- I want to automate server installation, and configurations for hostname, timeserver, hardening, etc. In addition I want to deploy typical services like mariadb, httpd, nginx, redis, nodejs, java, etc. in a reproducible way. To see what the machines are doing, I need a well documented way to manage, monitor and backup them.
- My Security Team also wants me to disable unneeded services, disable legacy protocols, enable hardening on several levels.
The Remixer / "Let’s build upon it"
- I love how Fedora works and I want to create something upon it.
- I need a very well documented build process and maybe tools to produce new install images
- Removing the branding should be possible with some compiler flags or variables, so I don’t need to mess with the code itself.
- I have a raspberry/intel nuc/etc. and playing a bit with new stuff.
Most Important Features
- The user can easily deploy and configure any supported Fedora Server application as well as rapidly re-deploy services in accordance with their DevOps practices. (Examples range from BIND DNS, DHCP, Database server, iSCSI target, File/Storage server, up to OpenStack Hypervisor Node, and the like)
- The user can query, monitor, configure and manage a Fedora Server and the resources consumed by services remotely using stable and consistent public interfaces.
- The user can deploy and configure Fedora Server to provide domain infrastructure with FreeIPA and Samba Active Directory solutions.
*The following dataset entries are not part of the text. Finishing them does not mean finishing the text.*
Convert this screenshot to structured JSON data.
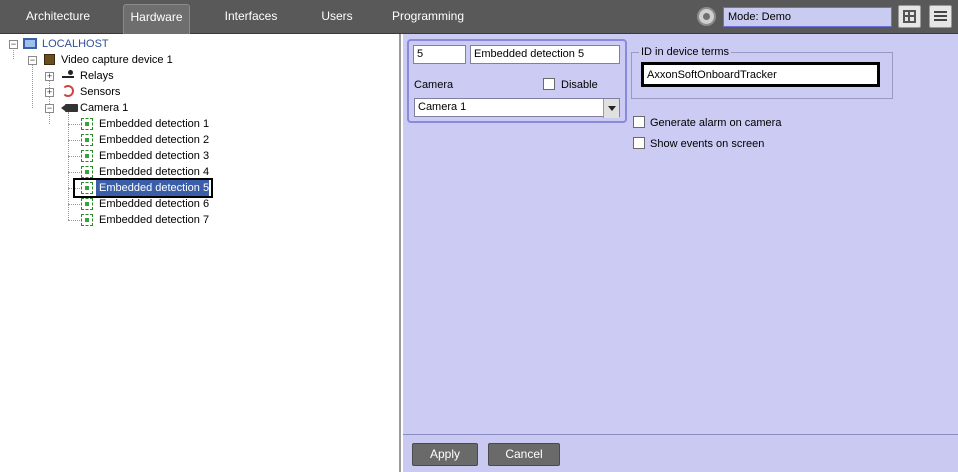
{
  "tabs": [
    {
      "label": "Architecture",
      "active": false
    },
    {
      "label": "Hardware",
      "active": true
    },
    {
      "label": "Interfaces",
      "active": false
    },
    {
      "label": "Users",
      "active": false
    },
    {
      "label": "Programming",
      "active": false
    }
  ],
  "mode": {
    "label": "Mode: Demo"
  },
  "tree": {
    "root": "LOCALHOST",
    "device": "Video capture device 1",
    "relays": "Relays",
    "sensors": "Sensors",
    "camera": "Camera 1",
    "detections": [
      "Embedded detection 1",
      "Embedded detection 2",
      "Embedded detection 3",
      "Embedded detection 4",
      "Embedded detection 5",
      "Embedded detection 6",
      "Embedded detection 7"
    ],
    "selected_index": 4
  },
  "form": {
    "id_value": "5",
    "name_value": "Embedded detection 5",
    "camera_label": "Camera",
    "disable_label": "Disable",
    "camera_value": "Camera 1",
    "id_terms_title": "ID in device terms",
    "id_terms_value": "AxxonSoftOnboardTracker",
    "generate_alarm_label": "Generate alarm on camera",
    "show_events_label": "Show events on screen"
  },
  "buttons": {
    "apply": "Apply",
    "cancel": "Cancel"
  },
  "colors": {
    "topbar": "#595959",
    "panel": "#cbcbf3",
    "mode_box": "#c9cbf0",
    "selection": "#3b5ea8"
  }
}
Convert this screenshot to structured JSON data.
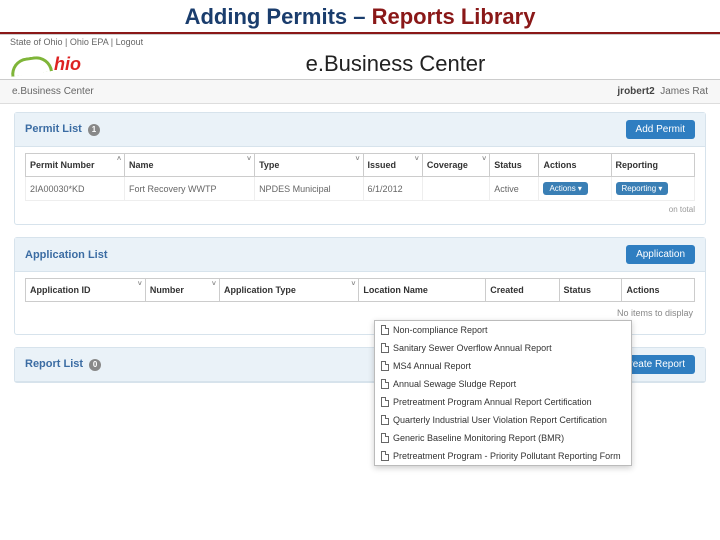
{
  "slideTitle": {
    "prefix": "Adding Permits – ",
    "emph": "Reports Library"
  },
  "topbar": {
    "state": "State of Ohio",
    "agency": "Ohio EPA",
    "logout": "Logout"
  },
  "brand": {
    "logo_text": "hio",
    "center": "e.Business Center"
  },
  "userbar": {
    "left": "e.Business Center",
    "username": "jrobert2",
    "fullname": "James Rat"
  },
  "permitPanel": {
    "title": "Permit List",
    "count": "1",
    "addBtn": "Add Permit",
    "cols": [
      "Permit Number",
      "Name",
      "Type",
      "Issued",
      "Coverage",
      "Status",
      "Actions",
      "Reporting"
    ],
    "row": {
      "permit_number": "2IA00030*KD",
      "name": "Fort Recovery WWTP",
      "type": "NPDES Municipal",
      "issued": "6/1/2012",
      "coverage": "",
      "status": "Active",
      "actions_btn": "Actions ▾",
      "reporting_btn": "Reporting ▾"
    }
  },
  "reportingMenu": [
    "Non-compliance Report",
    "Sanitary Sewer Overflow Annual Report",
    "MS4 Annual Report",
    "Annual Sewage Sludge Report",
    "Pretreatment Program Annual Report Certification",
    "Quarterly Industrial User Violation Report Certification",
    "Generic Baseline Monitoring Report (BMR)",
    "Pretreatment Program - Priority Pollutant Reporting Form"
  ],
  "appPanel": {
    "title": "Application List",
    "addBtn": "Application",
    "cols": [
      "Application ID",
      "Number",
      "Application Type",
      "Location Name",
      "Created",
      "Status",
      "Actions"
    ],
    "empty": "No items to display"
  },
  "reportPanel": {
    "title": "Report List",
    "count": "0",
    "createBtn": "Create Report"
  },
  "footer_hint": "on total"
}
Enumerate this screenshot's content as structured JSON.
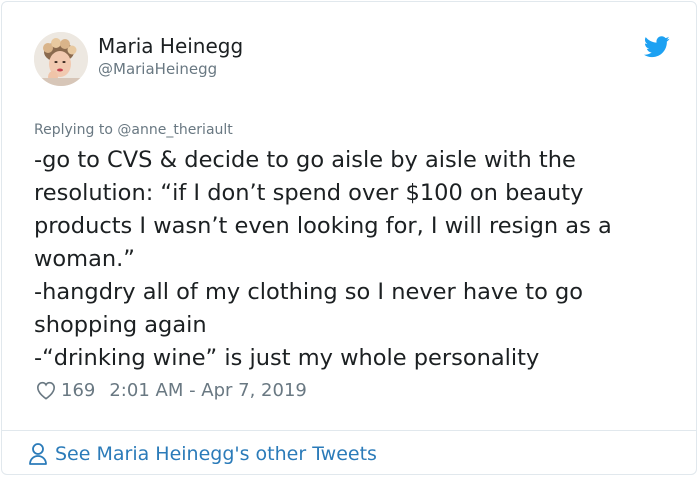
{
  "user": {
    "name": "Maria Heinegg",
    "handle": "@MariaHeinegg"
  },
  "reply": {
    "prefix": "Replying to",
    "mention": "@anne_theriault"
  },
  "tweet": {
    "lines": [
      "-go to CVS & decide to go aisle by aisle with the",
      "resolution: “if I don’t spend over $100 on beauty",
      "products I wasn’t even looking for, I will resign as a",
      "woman.”",
      "-hangdry all of my clothing so I never have to go",
      "shopping again",
      "-“drinking wine” is just my whole personality"
    ]
  },
  "meta": {
    "likes": "169",
    "timestamp": "2:01 AM - Apr 7, 2019"
  },
  "footer": {
    "link_label": "See Maria Heinegg's other Tweets"
  },
  "colors": {
    "twitter_blue": "#1da1f2",
    "link_blue": "#2b7bb9",
    "muted_gray": "#697882",
    "border": "#e1e8ed"
  },
  "icons": {
    "brand": "twitter-bird-icon",
    "like": "heart-icon",
    "profile": "person-icon"
  }
}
Fedora Server can become Domain Controller in a newly established domain or join existing domain as a Domain Controller or a Domain Member.
- Users can create, manipulate and terminate large numbers of virtual machines and containers using a stable and consistent interface.
- The user is enabled to install and manage Fedora Server in a headless mode, either directly on the command line or supported by Cockpit, a lightweight Web GUI.
Specific Upcoming Goals
Fedora Server Edition working group is determined to be an active advocate and reviewer of technical evolution and proposed system changes to continuously see what progress and opportunities they enable or how they will affect the Server variant.
For the coming term, special attention should be paid to
- Improved support for off-premise Kickstart and pxe installation
- Facilitated and improved support for virtual machines in Fedora Server Edition; may be Cloud Base Image based
- Facilitated deployment of key services by combining rpm and Ansible
- Easy integration into multi-node environments with tools like Ansible
- Buildup of a renewed documentation on Fedora Server specific topics, procedures and features
Fedora Server Edition produces two main installation resources, a netinstall image and an offline install iso image.
Supported installation methods:
- Automated (“mass”) install within a larger Linux infrastructure (e.g. PXE is an option, may have LDAP/IPA).
- Manual install without a supporting infrastructure (e.g. the very first Linux server).
- Existing servers should be upgradable to new releases with minimal involvement by the admin.
Users will be able to obtain these images from the Fedora Project website and mirror networks.
Fedora Server Edition documentation will be made available in a dedicated section of the Fedora documentation project. For selected topics, we strive for integration into the generic Fedora documentation.
About this Document
This document resulted from a broad discussion of the Fedora Server Edition working group. Contributors include:
- Alexander Bokovoy
- Peter Boy (editor)
- Kevin Fenzi
- Stephen Gallagher
- John Himpel
- David Kaufmann
- Jan Kuparinen
- Eduard Lucena
- Michel Salim
- Stephen Smoogen
- Langdon White